- Brief
Count the lines of the data that have the word "page", then report the number without anything else.

[Excerpts from an interface dataset]
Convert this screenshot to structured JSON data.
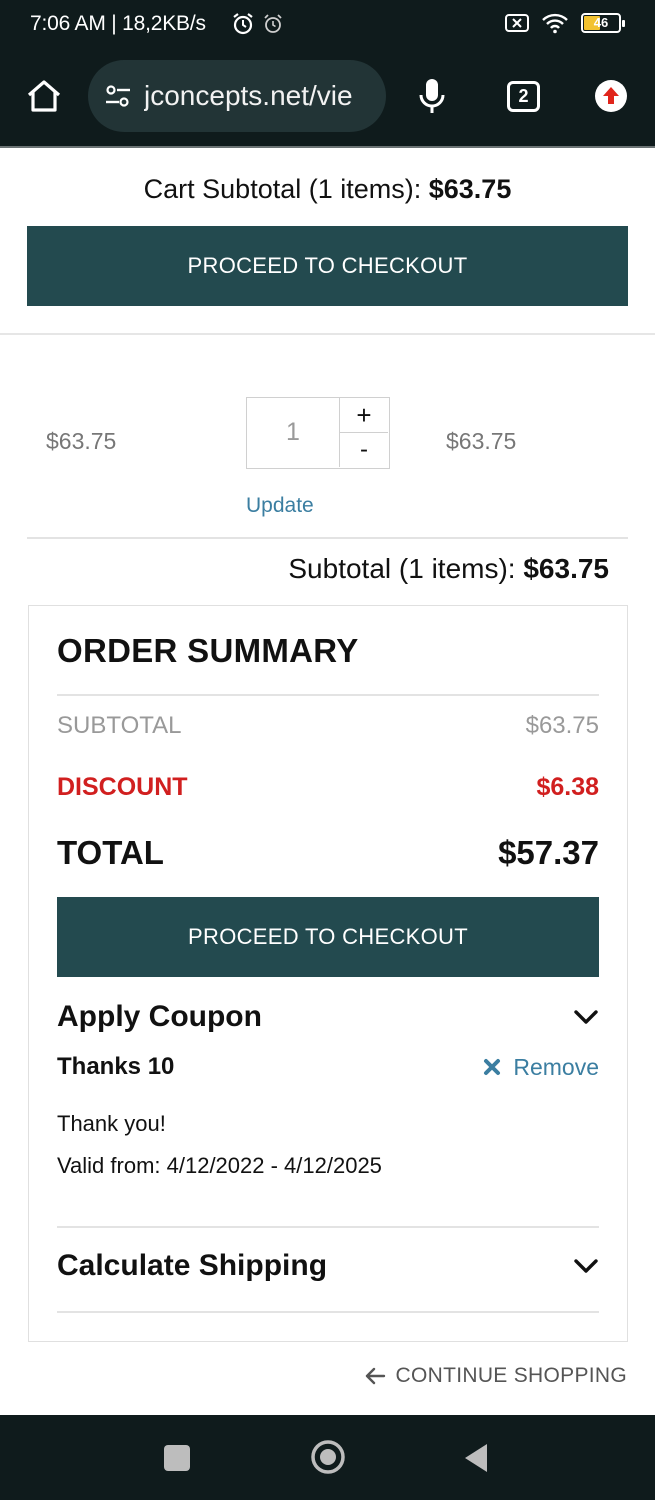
{
  "status_bar": {
    "time": "7:06 AM | 18,2KB/s",
    "battery": "46"
  },
  "browser": {
    "url": "jconcepts.net/vie",
    "tab_count": "2"
  },
  "cart": {
    "subtotal_label": "Cart Subtotal (1 items): ",
    "subtotal_value": "$63.75",
    "checkout_label": "PROCEED TO CHECKOUT"
  },
  "line_item": {
    "price": "$63.75",
    "quantity": "1",
    "plus_label": "+",
    "minus_label": "-",
    "total": "$63.75",
    "update_label": "Update"
  },
  "subtotal_line": {
    "label": "Subtotal (1 items): ",
    "value": "$63.75"
  },
  "order_summary": {
    "title": "ORDER SUMMARY",
    "subtotal_label": "SUBTOTAL",
    "subtotal_value": "$63.75",
    "discount_label": "DISCOUNT",
    "discount_value": "$6.38",
    "total_label": "TOTAL",
    "total_value": "$57.37",
    "checkout_label": "PROCEED TO CHECKOUT",
    "coupon": {
      "title": "Apply Coupon",
      "code": "Thanks 10",
      "remove_label": "Remove",
      "description": "Thank you!",
      "validity": "Valid from: 4/12/2022 - 4/12/2025"
    },
    "shipping_title": "Calculate Shipping"
  },
  "continue_label": "CONTINUE SHOPPING",
  "colors": {
    "brand": "#234a4f",
    "discount": "#d11f1f",
    "link": "#3b7ea1"
  }
}
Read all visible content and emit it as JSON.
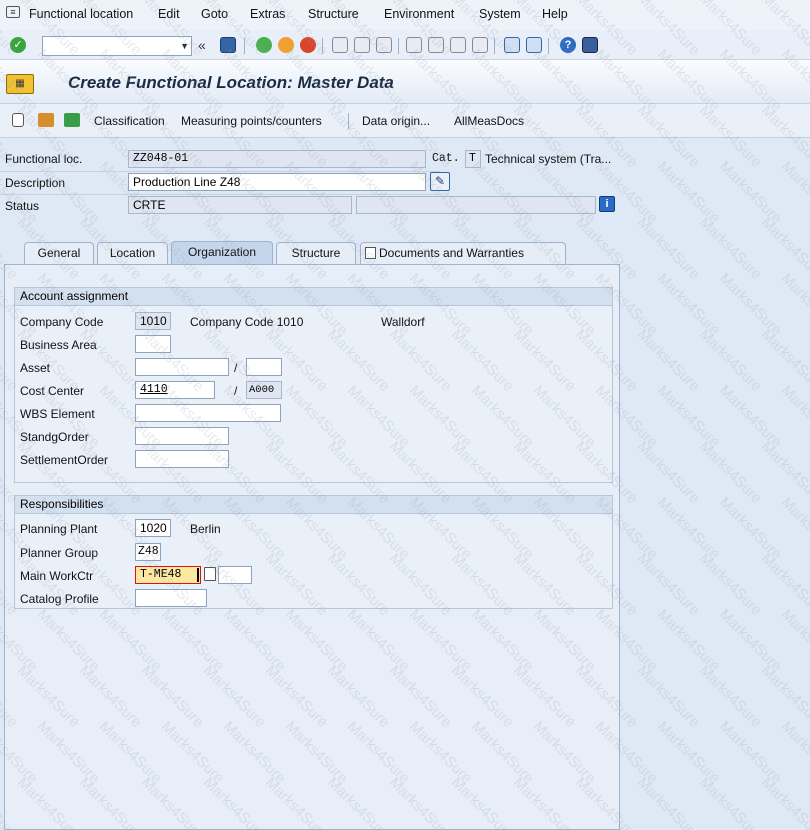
{
  "menu": {
    "items": [
      "Functional location",
      "Edit",
      "Goto",
      "Extras",
      "Structure",
      "Environment",
      "System",
      "Help"
    ]
  },
  "toolbar": {
    "command_value": "",
    "icons": [
      "enter-icon",
      "save-icon",
      "back-icon",
      "exit-icon",
      "cancel-icon",
      "print-icon",
      "find-icon",
      "find-next-icon",
      "first-page-icon",
      "prev-page-icon",
      "next-page-icon",
      "last-page-icon",
      "new-session-icon",
      "shortcut-icon",
      "help-icon",
      "customize-icon"
    ]
  },
  "title": "Create Functional Location: Master Data",
  "apptoolbar": {
    "classification": "Classification",
    "measuring_points": "Measuring points/counters",
    "data_origin": "Data origin...",
    "allmeasdocs": "AllMeasDocs"
  },
  "header": {
    "functional_loc_label": "Functional loc.",
    "functional_loc_value": "ZZ048-01",
    "cat_label": "Cat.",
    "cat_value": "T",
    "cat_text": "Technical system (Tra...",
    "description_label": "Description",
    "description_value": "Production Line Z48",
    "status_label": "Status",
    "status_value": "CRTE"
  },
  "tabs": [
    "General",
    "Location",
    "Organization",
    "Structure",
    "Documents and Warranties"
  ],
  "account_assignment": {
    "title": "Account assignment",
    "company_code_label": "Company Code",
    "company_code_value": "1010",
    "company_code_text": "Company Code 1010",
    "company_code_city": "Walldorf",
    "business_area_label": "Business Area",
    "business_area_value": "",
    "asset_label": "Asset",
    "asset_value": "",
    "asset_sub_value": "",
    "cost_center_label": "Cost Center",
    "cost_center_value": "4110",
    "cost_center_area": "A000",
    "wbs_label": "WBS Element",
    "wbs_value": "",
    "standing_order_label": "StandgOrder",
    "standing_order_value": "",
    "settlement_order_label": "SettlementOrder",
    "settlement_order_value": ""
  },
  "responsibilities": {
    "title": "Responsibilities",
    "planning_plant_label": "Planning Plant",
    "planning_plant_value": "1020",
    "planning_plant_text": "Berlin",
    "planner_group_label": "Planner Group",
    "planner_group_value": "Z48",
    "main_workctr_label": "Main WorkCtr",
    "main_workctr_value": "T-ME48",
    "main_workctr_plant": "",
    "catalog_profile_label": "Catalog Profile",
    "catalog_profile_value": ""
  },
  "watermark": "Marks4Sure"
}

- Output
4